→ DATA PROVIDED
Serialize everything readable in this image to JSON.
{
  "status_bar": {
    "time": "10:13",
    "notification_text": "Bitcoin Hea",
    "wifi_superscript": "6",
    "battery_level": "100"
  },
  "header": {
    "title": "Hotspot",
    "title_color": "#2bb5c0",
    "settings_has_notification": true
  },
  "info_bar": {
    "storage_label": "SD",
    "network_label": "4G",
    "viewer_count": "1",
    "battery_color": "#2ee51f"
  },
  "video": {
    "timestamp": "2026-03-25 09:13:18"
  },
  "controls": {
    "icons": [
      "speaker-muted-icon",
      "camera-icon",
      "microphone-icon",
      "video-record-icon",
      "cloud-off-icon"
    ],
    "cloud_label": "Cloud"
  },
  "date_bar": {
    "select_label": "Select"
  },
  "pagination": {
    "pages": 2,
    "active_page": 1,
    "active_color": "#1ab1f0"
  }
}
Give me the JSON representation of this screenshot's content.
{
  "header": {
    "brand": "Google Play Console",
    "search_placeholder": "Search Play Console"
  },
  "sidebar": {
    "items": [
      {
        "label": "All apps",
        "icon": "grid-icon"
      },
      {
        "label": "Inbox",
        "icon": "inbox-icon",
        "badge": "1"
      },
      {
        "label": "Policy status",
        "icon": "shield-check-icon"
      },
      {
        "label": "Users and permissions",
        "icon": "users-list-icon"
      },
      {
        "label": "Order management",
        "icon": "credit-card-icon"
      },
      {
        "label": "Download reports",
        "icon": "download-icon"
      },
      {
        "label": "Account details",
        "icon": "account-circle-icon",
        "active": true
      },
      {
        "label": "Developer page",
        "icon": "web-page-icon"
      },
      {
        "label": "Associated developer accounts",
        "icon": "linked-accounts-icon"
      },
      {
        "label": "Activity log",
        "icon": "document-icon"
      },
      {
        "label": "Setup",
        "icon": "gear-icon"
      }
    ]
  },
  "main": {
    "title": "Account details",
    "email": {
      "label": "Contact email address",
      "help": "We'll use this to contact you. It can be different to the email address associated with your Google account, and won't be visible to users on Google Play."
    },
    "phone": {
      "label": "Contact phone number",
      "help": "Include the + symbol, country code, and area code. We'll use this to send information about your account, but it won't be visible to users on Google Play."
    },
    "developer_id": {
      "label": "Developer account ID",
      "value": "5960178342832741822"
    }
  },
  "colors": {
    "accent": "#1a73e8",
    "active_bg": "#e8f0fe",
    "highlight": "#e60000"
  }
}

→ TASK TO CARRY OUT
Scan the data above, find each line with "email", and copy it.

→ RESPONSE AREA
    "email": {
      "label": "Contact email address",
      "help": "We'll use this to contact you. It can be different to the email address associated with your Google account, and won't be visible to users on Google Play."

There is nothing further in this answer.